Sharma, B. R., Gautam, L. N. S., Adhikari, D., & Karki, R. (2016). A Comprehensive Review on Chemical Profiling ofNelumbo Nucifera: Potential for Drug Development. In Phytotherapy Research (Vol. 31, Issue 1, pp. 3–26). Wiley. https://doi.org/10.1002/ptr.5732
Kurek, J. (2019). Introductory Chapter: Alkaloids - Their Importance in Nature and for Human Life. In Alkaloids - Their Importance in Nature and Human Life. IntechOpen. https://doi.org/10.5772/intechopen.85400
Bharathi Priya, L., Huang, C., Hu, R., Balasubramanian, B., & Baskaran, R. (2021). An updated review on pharmacological properties of neferine—A bisbenzylisoquinoline alkaloid from Nelumbo nucifera. In Journal of Food Biochemistry (Vol. 45, Issue 12). Wiley. https://doi.org/10.1111/jfbc.13986
Huang, X., Hao, N., Chen, G., Liu, S., & Che, Z. (2022). Chemistry and biology of nuciferine. In Industrial Crops and Products (Vol. 179, p. 114694). Elsevier BV. https://doi.org/10.1016/j.indcrop.2022.114694
Zhang, C., Deng, J., Liu, D., Tuo, X., Xiao, L., Lai, B., Yao, Q., Liu, J., Yang, H., & Wang, N. (2018). Nuciferine ameliorates hepatic steatosis in high-fat diet/streptozocin-induced diabetic mice through a PPARα/PPARγ coactivator-1α pathway. In British Journal of Pharmacology (Vol. 175, Issue 22, pp. 4218–4228). Wiley. https://doi.org/10.1111/bph.14482
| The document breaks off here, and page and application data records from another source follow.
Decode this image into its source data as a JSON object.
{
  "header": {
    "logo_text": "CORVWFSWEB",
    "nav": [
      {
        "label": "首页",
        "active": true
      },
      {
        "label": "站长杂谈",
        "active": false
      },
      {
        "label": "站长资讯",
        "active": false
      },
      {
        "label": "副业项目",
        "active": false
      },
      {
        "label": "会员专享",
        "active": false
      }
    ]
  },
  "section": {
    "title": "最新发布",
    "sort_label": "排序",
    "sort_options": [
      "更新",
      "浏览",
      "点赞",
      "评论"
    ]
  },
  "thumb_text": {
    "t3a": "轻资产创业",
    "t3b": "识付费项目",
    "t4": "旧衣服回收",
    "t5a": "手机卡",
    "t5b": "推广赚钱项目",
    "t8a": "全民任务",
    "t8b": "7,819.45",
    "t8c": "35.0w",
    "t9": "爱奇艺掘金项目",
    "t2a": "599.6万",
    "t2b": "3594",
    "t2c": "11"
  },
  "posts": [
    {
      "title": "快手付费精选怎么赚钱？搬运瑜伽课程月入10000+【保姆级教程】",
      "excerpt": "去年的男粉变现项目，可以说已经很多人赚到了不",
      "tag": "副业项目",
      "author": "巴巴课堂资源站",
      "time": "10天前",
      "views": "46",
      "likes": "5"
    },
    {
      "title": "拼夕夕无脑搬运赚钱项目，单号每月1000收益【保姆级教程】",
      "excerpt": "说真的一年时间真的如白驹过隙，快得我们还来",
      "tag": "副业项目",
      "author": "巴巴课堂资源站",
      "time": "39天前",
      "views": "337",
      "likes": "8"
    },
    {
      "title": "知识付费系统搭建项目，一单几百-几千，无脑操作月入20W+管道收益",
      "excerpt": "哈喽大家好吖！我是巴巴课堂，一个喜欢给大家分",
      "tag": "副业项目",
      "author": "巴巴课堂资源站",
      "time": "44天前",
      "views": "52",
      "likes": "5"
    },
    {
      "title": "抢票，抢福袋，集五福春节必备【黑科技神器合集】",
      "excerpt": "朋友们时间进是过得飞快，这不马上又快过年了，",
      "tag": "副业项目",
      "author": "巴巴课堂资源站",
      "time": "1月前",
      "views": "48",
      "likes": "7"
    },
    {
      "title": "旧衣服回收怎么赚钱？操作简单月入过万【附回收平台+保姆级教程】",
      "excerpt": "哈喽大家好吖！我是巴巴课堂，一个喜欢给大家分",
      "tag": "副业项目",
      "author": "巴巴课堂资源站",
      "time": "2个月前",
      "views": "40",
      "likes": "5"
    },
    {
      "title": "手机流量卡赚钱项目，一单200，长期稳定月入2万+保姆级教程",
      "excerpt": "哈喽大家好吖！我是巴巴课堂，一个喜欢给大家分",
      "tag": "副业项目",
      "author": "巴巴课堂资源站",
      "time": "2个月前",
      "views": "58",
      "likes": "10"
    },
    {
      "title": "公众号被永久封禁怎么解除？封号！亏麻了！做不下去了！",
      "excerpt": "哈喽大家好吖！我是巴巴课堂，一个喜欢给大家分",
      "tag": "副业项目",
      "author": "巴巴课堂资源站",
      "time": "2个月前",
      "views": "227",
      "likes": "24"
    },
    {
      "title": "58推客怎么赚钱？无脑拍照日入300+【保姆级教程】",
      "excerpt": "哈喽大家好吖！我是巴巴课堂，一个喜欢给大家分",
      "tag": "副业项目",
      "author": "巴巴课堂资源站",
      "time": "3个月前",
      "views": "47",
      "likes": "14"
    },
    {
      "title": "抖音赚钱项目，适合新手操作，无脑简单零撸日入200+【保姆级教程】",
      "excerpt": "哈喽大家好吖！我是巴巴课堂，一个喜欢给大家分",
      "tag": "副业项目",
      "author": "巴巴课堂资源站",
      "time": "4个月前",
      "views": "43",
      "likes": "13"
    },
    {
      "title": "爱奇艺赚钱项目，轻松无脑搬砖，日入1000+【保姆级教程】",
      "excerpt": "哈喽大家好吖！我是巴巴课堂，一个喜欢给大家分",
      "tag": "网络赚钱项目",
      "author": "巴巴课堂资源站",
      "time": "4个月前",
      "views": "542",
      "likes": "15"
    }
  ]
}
Li, Z., Chen, Y., An, T., Liu, P., Zhu, J., Yang, H., Zhang, W., Dong, T., Jiang, J., Zhang, Y., Jiang, M., & Yang, X. (2019). Nuciferine inhibits the progression of glioblastoma by suppressing the SOX2-AKT/STAT3-Slug signaling pathway. In Journal of Experimental & Clinical Cancer Research (Vol. 38, Issue 1). Springer Science and Business Media LLC. https://doi.org/10.1186/s13046-019-1134-y